There have been reports about the unfair practices in admission and related matters by institutions for higher education and exploiting students by charging capitation fee. This was confirmed by HRD Minister Smriti Irani in a written reply to the Lok Sabha question on 9th July.
The AICTE has informed that in 02 cases collection of capitation fee was proved. It has imposed stiff penalties and directed refund of the capitation fee amount.
UGC has informed that it has taken up the complaints with the appropriate authorities of the concerned institutions and also with the Central Bureau of Investigation in one case for necessary action.
The Government has taken various measures to curb the commercialization of higher education. Accordingly, the UGC has issued the UGC Establishment and Maintenance of Standards in Private Universities, 2003. Para 3.9 of these regulations provide that “the admission procedure and fixation of fees shall be in accordance with the norms/guidelines prescribed by the UGC and other concerned statutory bodies.

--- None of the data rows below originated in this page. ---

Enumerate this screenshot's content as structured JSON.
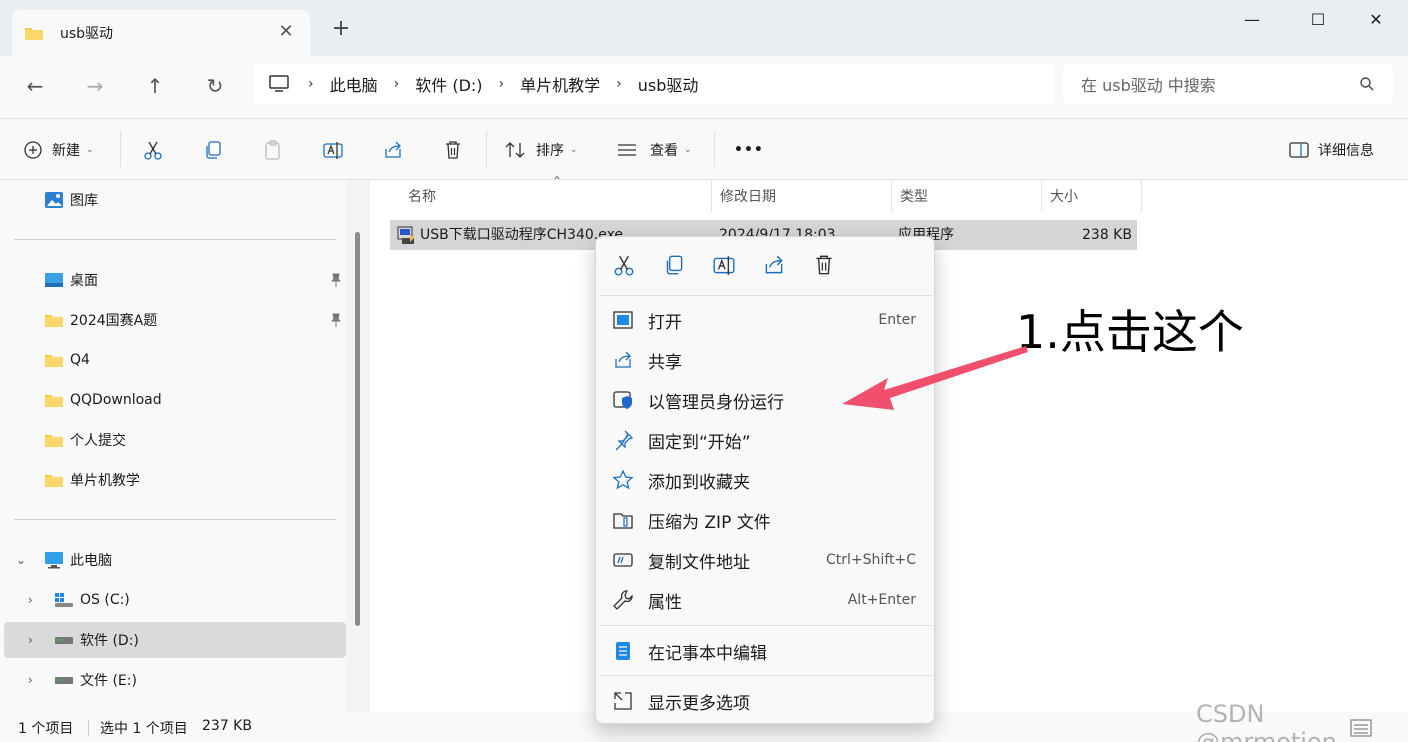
{
  "window": {
    "tab_title": "usb驱动",
    "tab_close": "✕",
    "tab_add": "+",
    "minimize": "—",
    "maximize": "☐",
    "close": "✕"
  },
  "nav": {
    "back": "←",
    "forward": "→",
    "up": "↑",
    "refresh": "↻",
    "breadcrumb": [
      "此电脑",
      "软件 (D:)",
      "单片机教学",
      "usb驱动"
    ],
    "crumb_sep": "›",
    "search_placeholder": "在 usb驱动 中搜索"
  },
  "toolbar": {
    "new_label": "新建",
    "sort_label": "排序",
    "view_label": "查看",
    "more_label": "•••",
    "details_label": "详细信息",
    "caret": "⌄"
  },
  "sidebar": {
    "gallery": "图库",
    "pinned": [
      "桌面",
      "2024国赛A题",
      "Q4",
      "QQDownload",
      "个人提交",
      "单片机教学"
    ],
    "this_pc": "此电脑",
    "drives": [
      "OS (C:)",
      "软件 (D:)",
      "文件 (E:)"
    ],
    "chevron_down": "⌄",
    "chevron_right": "›"
  },
  "file_list": {
    "columns": [
      "名称",
      "修改日期",
      "类型",
      "大小"
    ],
    "sort_caret": "⌃",
    "rows": [
      {
        "name": "USB下载口驱动程序CH340.exe",
        "date": "2024/9/17 18:03",
        "type": "应用程序",
        "size": "238 KB"
      }
    ]
  },
  "statusbar": {
    "count": "1 个项目",
    "selected": "选中 1 个项目",
    "selected_size": "237 KB"
  },
  "context_menu": {
    "items": [
      {
        "label": "打开",
        "shortcut": "Enter"
      },
      {
        "label": "共享",
        "shortcut": ""
      },
      {
        "label": "以管理员身份运行",
        "shortcut": ""
      },
      {
        "label": "固定到“开始”",
        "shortcut": ""
      },
      {
        "label": "添加到收藏夹",
        "shortcut": ""
      },
      {
        "label": "压缩为 ZIP 文件",
        "shortcut": ""
      },
      {
        "label": "复制文件地址",
        "shortcut": "Ctrl+Shift+C"
      },
      {
        "label": "属性",
        "shortcut": "Alt+Enter"
      }
    ],
    "notepad": "在记事本中编辑",
    "more": "显示更多选项"
  },
  "annotation": {
    "text": "1.点击这个",
    "arrow_color": "#f0506e"
  },
  "watermark": "CSDN @mrmotion",
  "colors": {
    "folder": "#f8c94c",
    "accent": "#005fb8",
    "selected_row": "#d5d5d5"
  }
}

The UGC has also issued the UGC (Institutions Deemed-to- be Universities) Regulations 2010. Para 6.5 of these Regulations provides that, “the level of the fees charged for the courses offered in deemed-to-be universities shall have a reasonable relation to the cost of running the course. The fee structure shall be displayed in the prospectus and on the institution’s website”. The UGC has further issued the UGC (Institutions Deemed-to- be Universities) (Amendment) Regulations 2014. According to these amended regulations the deemed to be universities have to mandatorily publish a Prospectus before commencement of admission process indicating the details of the fee structure, the number of seats approved for each course, the age limit prescribed for candidates etc. The regulations prohibit such universities from publishing any advertisement inducing students for taking admission claiming to be recognized by appropriate authority where it is not so recognized.